Venezuela is expected to be suspended from Mercosur for failing to meet economic, human rights and immigration accords governing the group. The South American country is under severe political and economic pressure.
In the latest move against the socialist government in Venezuela, members of the regional trade bloc Mercosur are expected to announce that bloc membership for the oil-rich country is to be suspended, perhaps as soon as Friday.
Argentina, Paraguay, Uruguay and Brazil are the other full members of the regional bloc while Bolivia, Chile, Peru, Colombia, Ecuador and Suriname are associate countries. New Zealand and Mexico are observer countries. The bloc promotes free transit of produced goods, a common trade and external tariff policy, but there are also reciprocal rights and obligations between member states.
"Venezuela has not adopted all the membership rules and treaties it had promised," one of three, unidentified Brazilian officials told Reuters. "Everything indicates that Venezuela will be suspended starting in December." The next meeting of Mercosur foreign ministers is on December 14.
A suspension would not carry any sanctions against Venezuela but would sideline its government from bloc meetings and trade negotiations, the Brazilian officials said.
Businesses in Brazil have complained that Venezuela's membership since 2012 has caused the delay of key trade and regulatory decisions.
Venezuela staying put
The government of President Nicolas Maduro has said it will not leave Mercosur. It condemned what it described as a campaign by right-leaning Brazil, Argentina and Paraguay to expel it from the group.
Venezuelan Foreign Minister Delcy Rodriguez said on Thursday that Venezuela had called on member countries to activate a mechanism for "resolution of disputes."
In August, the presidents of Brazil, Argentina and Paraguay met to discuss suspending Venezuela from Mercosur - with doubts expressed that the Maduro government was complying with the union's requirements for full membership, especially in relation to human rights.

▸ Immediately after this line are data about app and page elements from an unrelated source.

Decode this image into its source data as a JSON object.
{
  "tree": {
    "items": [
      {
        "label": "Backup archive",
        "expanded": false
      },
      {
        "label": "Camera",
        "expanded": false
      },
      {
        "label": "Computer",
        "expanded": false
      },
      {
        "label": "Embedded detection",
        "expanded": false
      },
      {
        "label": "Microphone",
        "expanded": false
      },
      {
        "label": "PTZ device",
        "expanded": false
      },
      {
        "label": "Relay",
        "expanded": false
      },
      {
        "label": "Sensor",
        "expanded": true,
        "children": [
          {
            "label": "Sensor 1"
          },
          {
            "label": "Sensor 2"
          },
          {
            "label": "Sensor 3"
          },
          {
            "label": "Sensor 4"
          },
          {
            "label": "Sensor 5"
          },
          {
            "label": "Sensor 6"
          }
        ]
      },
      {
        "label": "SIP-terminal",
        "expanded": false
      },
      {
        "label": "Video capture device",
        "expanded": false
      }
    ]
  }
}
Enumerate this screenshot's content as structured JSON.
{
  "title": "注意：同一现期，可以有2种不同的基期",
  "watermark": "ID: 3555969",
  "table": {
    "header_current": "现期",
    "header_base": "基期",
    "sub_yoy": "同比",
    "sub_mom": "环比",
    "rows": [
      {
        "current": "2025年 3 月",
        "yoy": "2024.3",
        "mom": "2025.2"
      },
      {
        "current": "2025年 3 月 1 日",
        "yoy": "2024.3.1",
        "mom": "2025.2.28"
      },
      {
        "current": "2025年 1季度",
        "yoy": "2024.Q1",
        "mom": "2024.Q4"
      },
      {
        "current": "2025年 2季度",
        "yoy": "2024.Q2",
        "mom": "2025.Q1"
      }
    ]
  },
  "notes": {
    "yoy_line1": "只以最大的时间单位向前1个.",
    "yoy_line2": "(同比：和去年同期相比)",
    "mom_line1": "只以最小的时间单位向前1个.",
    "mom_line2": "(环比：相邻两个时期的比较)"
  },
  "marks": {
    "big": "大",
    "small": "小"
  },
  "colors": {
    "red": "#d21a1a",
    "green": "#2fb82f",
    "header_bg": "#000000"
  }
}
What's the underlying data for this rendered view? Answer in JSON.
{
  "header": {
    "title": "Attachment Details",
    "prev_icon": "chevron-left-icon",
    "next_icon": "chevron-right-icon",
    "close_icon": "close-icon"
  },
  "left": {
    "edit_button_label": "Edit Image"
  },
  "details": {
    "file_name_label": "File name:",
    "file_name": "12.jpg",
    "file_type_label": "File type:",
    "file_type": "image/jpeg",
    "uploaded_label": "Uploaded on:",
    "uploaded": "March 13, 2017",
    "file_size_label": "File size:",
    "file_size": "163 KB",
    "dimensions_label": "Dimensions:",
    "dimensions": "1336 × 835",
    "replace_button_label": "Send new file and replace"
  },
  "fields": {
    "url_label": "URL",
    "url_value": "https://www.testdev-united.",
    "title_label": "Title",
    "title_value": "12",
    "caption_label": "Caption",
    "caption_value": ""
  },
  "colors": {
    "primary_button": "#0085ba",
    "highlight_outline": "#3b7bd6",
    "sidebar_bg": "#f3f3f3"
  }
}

Last month, Uruguayan president Tabare Vazquez warned that Venezuela would lose its right to vote in Mercosur from December if it did not ratify the bloc's regional agreements. "The four founding members of Mercosur agreed a couple of months ago to give Venezuela until December 2 for it to incorporate the agreements it signed in Mercosur."
Shortly before Vazquez spoke, Paraguayan Foreign Minister Eladio Loizaga had said that from December, Venezuela would be suspended and "without a voice" in Mercosur and that it would continue thus until it ratified the commitments it had to fulfill as an "associate state" of the group.
jm/gsw (Reuters, EFE, AP)